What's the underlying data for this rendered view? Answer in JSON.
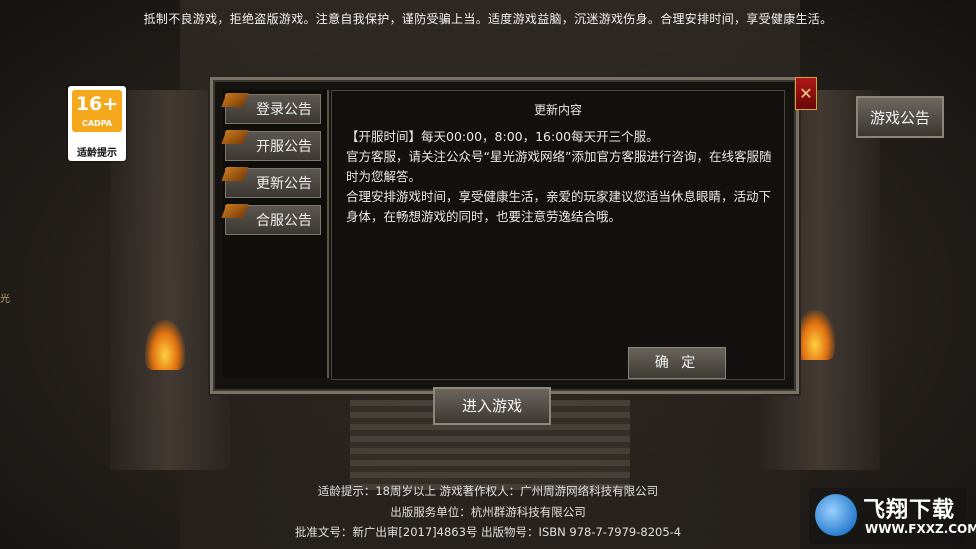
{
  "top_notice": "抵制不良游戏，拒绝盗版游戏。注意自我保护，谨防受骗上当。适度游戏益脑，沉迷游戏伤身。合理安排时间，享受健康生活。",
  "age_badge": {
    "rating": "16+",
    "org": "CADPA",
    "label": "适龄提示"
  },
  "dialog": {
    "tabs": [
      {
        "label": "登录公告"
      },
      {
        "label": "开服公告"
      },
      {
        "label": "更新公告"
      },
      {
        "label": "合服公告"
      }
    ],
    "title": "更新内容",
    "paragraphs": [
      "【开服时间】每天00:00，8:00，16:00每天开三个服。",
      "官方客服，请关注公众号“星光游戏网络”添加官方客服进行咨询，在线客服随时为您解答。",
      "合理安排游戏时间，享受健康生活，亲爱的玩家建议您适当休息眼睛，活动下身体，在畅想游戏的同时，也要注意劳逸结合哦。"
    ],
    "confirm_label": "确 定",
    "close_label": "✕"
  },
  "side_button": "游戏公告",
  "enter_button": "进入游戏",
  "side_glyph": "光",
  "footer": {
    "line1": "适龄提示：18周岁以上   游戏著作权人：广州周游网络科技有限公司",
    "line2": "出版服务单位：杭州群游科技有限公司",
    "line3": "批准文号：新广出审[2017]4863号   出版物号：ISBN 978-7-7979-8205-4"
  },
  "watermark": {
    "title": "飞翔下载",
    "url": "WWW.FXXZ.COM"
  },
  "colors": {
    "badge_orange": "#f5a81c",
    "close_red": "#b01818",
    "panel_border": "#7a7266"
  }
}
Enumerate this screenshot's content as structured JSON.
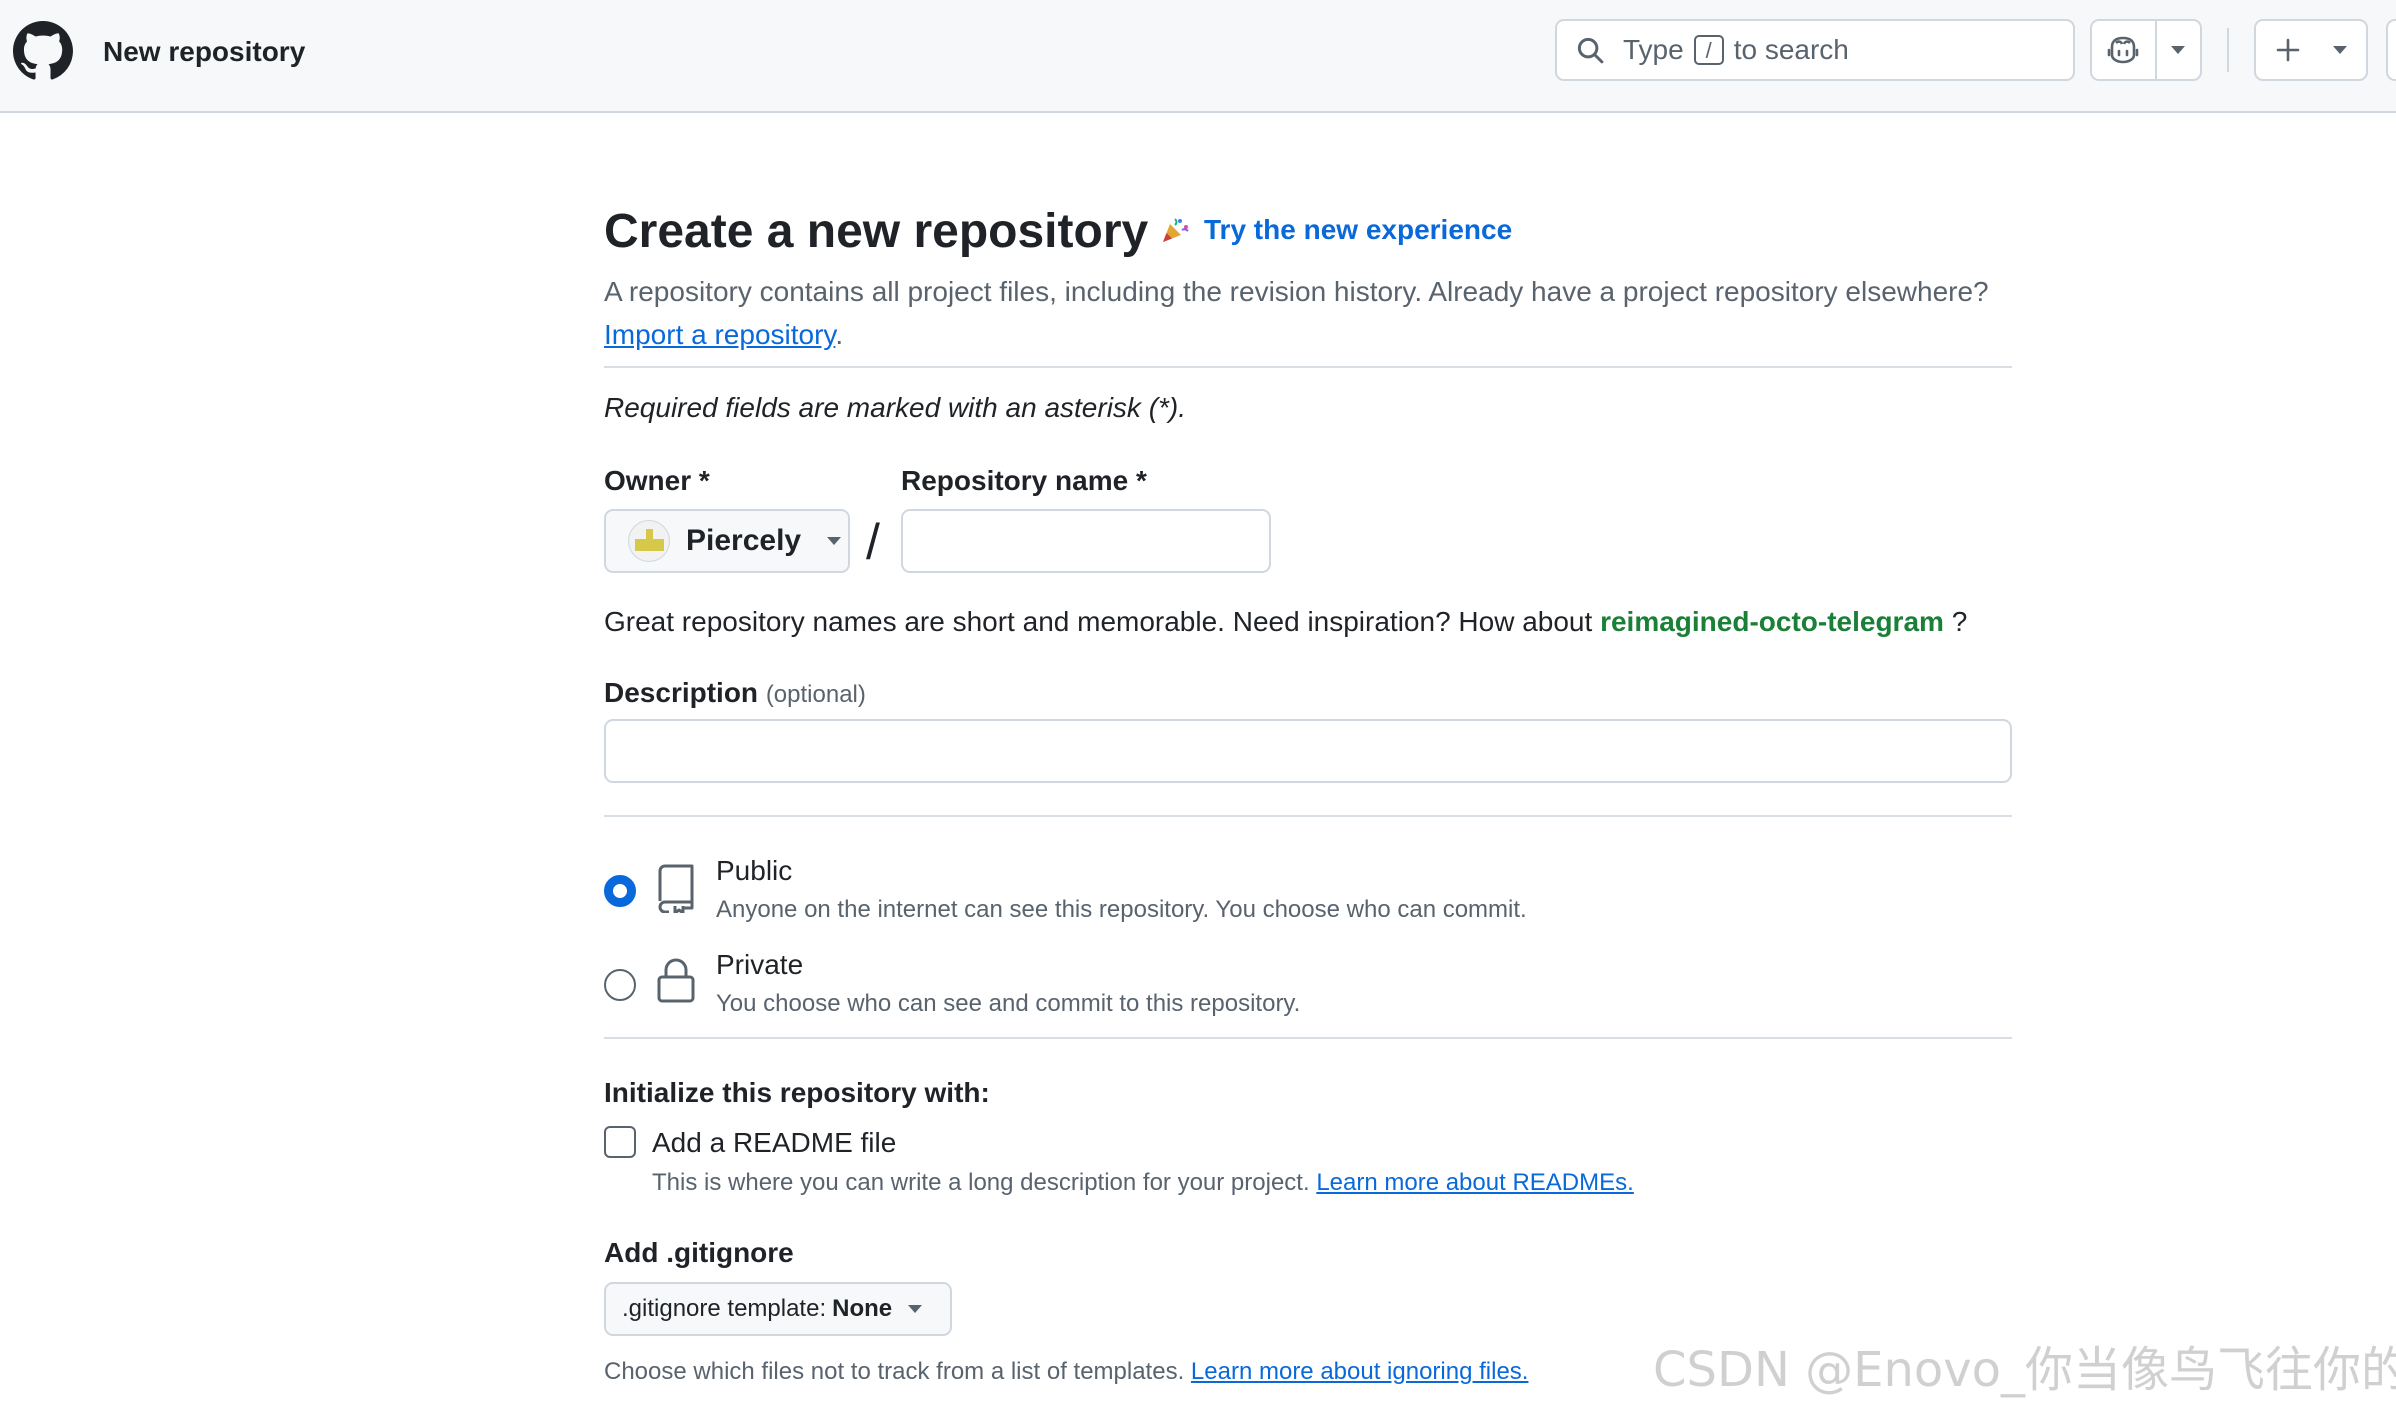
{
  "header": {
    "title": "New repository",
    "search": {
      "prefix": "Type",
      "key": "/",
      "suffix": "to search"
    }
  },
  "page": {
    "title": "Create a new repository",
    "try_new_label": "Try the new experience",
    "intro_text": "A repository contains all project files, including the revision history. Already have a project repository elsewhere?",
    "import_link": "Import a repository",
    "required_note": "Required fields are marked with an asterisk (*)."
  },
  "owner": {
    "label": "Owner *",
    "value": "Piercely"
  },
  "repo_name": {
    "label": "Repository name *",
    "value": "",
    "separator": "/"
  },
  "hint": {
    "text": "Great repository names are short and memorable. Need inspiration? How about",
    "suggestion": "reimagined-octo-telegram",
    "end": "?"
  },
  "description": {
    "label": "Description",
    "optional": "(optional)",
    "value": ""
  },
  "visibility": {
    "selected": "public",
    "options": [
      {
        "id": "public",
        "title": "Public",
        "desc": "Anyone on the internet can see this repository. You choose who can commit."
      },
      {
        "id": "private",
        "title": "Private",
        "desc": "You choose who can see and commit to this repository."
      }
    ]
  },
  "init": {
    "heading": "Initialize this repository with:",
    "readme": {
      "title": "Add a README file",
      "desc": "This is where you can write a long description for your project.",
      "link": "Learn more about READMEs.",
      "checked": false
    }
  },
  "gitignore": {
    "heading": "Add .gitignore",
    "select_prefix": ".gitignore template:",
    "select_value": "None",
    "note": "Choose which files not to track from a list of templates.",
    "link": "Learn more about ignoring files."
  },
  "watermark": "CSDN @Enovo_你当像鸟飞往你的山",
  "colors": {
    "accent": "#0969da",
    "success": "#1a7f37",
    "border": "#d0d7de",
    "muted": "#59636e"
  }
}
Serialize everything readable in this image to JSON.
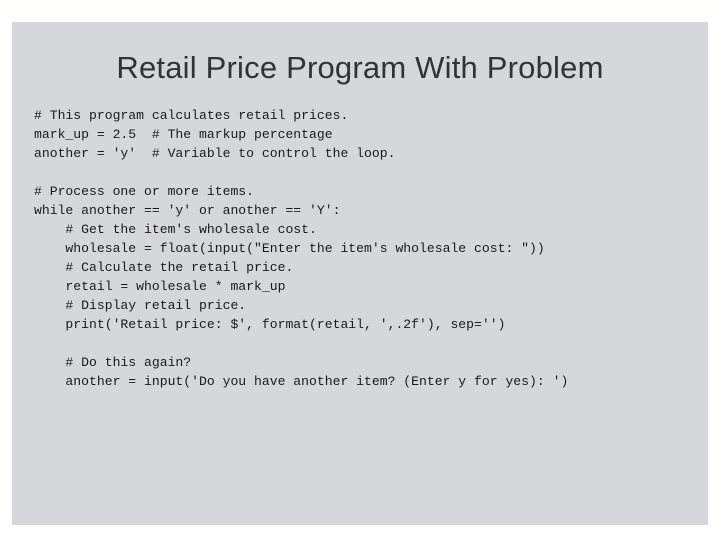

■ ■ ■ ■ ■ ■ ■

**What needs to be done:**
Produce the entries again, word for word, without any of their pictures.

**Written solution:**
What's the underlying data for this rendered view? Answer in JSON.
{
  "top_notice": "抵制不良游戏，拒绝盗版游戏。注意自我保护，谨防受骗上当。适度游戏益脑，沉迷游戏伤身。合理安排时间，享受健康生活。",
  "age_badge": {
    "rating": "16+",
    "org": "CADPA",
    "label": "适龄提示"
  },
  "dialog": {
    "tabs": [
      {
        "label": "登录公告"
      },
      {
        "label": "开服公告"
      },
      {
        "label": "更新公告"
      },
      {
        "label": "合服公告"
      }
    ],
    "title": "更新内容",
    "paragraphs": [
      "【开服时间】每天00:00，8:00，16:00每天开三个服。",
      "官方客服，请关注公众号“星光游戏网络”添加官方客服进行咨询，在线客服随时为您解答。",
      "合理安排游戏时间，享受健康生活，亲爱的玩家建议您适当休息眼睛，活动下身体，在畅想游戏的同时，也要注意劳逸结合哦。"
    ],
    "confirm_label": "确 定",
    "close_label": "✕"
  },
  "side_button": "游戏公告",
  "enter_button": "进入游戏",
  "side_glyph": "光",
  "footer": {
    "line1": "适龄提示：18周岁以上   游戏著作权人：广州周游网络科技有限公司",
    "line2": "出版服务单位：杭州群游科技有限公司",
    "line3": "批准文号：新广出审[2017]4863号   出版物号：ISBN 978-7-7979-8205-4"
  },
  "watermark": {
    "title": "飞翔下载",
    "url": "WWW.FXXZ.COM"
  },
  "colors": {
    "badge_orange": "#f5a81c",
    "close_red": "#b01818",
    "panel_border": "#7a7266"
  }
}
Enumerate this screenshot's content as structured JSON.
{
  "header": {
    "title": "New repository",
    "search": {
      "prefix": "Type",
      "key": "/",
      "suffix": "to search"
    }
  },
  "page": {
    "title": "Create a new repository",
    "try_new_label": "Try the new experience",
    "intro_text": "A repository contains all project files, including the revision history. Already have a project repository elsewhere?",
    "import_link": "Import a repository",
    "required_note": "Required fields are marked with an asterisk (*)."
  },
  "owner": {
    "label": "Owner *",
    "value": "Piercely"
  },
  "repo_name": {
    "label": "Repository name *",
    "value": "",
    "separator": "/"
  },
  "hint": {
    "text": "Great repository names are short and memorable. Need inspiration? How about",
    "suggestion": "reimagined-octo-telegram",
    "end": "?"
  },
  "description": {
    "label": "Description",
    "optional": "(optional)",
    "value": ""
  },
  "visibility": {
    "selected": "public",
    "options": [
      {
        "id": "public",
        "title": "Public",
        "desc": "Anyone on the internet can see this repository. You choose who can commit."
      },
      {
        "id": "private",
        "title": "Private",
        "desc": "You choose who can see and commit to this repository."
      }
    ]
  },
  "init": {
    "heading": "Initialize this repository with:",
    "readme": {
      "title": "Add a README file",
      "desc": "This is where you can write a long description for your project.",
      "link": "Learn more about READMEs.",
      "checked": false
    }
  },
  "gitignore": {
    "heading": "Add .gitignore",
    "select_prefix": ".gitignore template:",
    "select_value": "None",
    "note": "Choose which files not to track from a list of templates.",
    "link": "Learn more about ignoring files."
  },
  "watermark": "CSDN @Enovo_你当像鸟飞往你的山",
  "colors": {
    "accent": "#0969da",
    "success": "#1a7f37",
    "border": "#d0d7de",
    "muted": "#59636e"
  }
}
Serialize everything readable in this image to JSON.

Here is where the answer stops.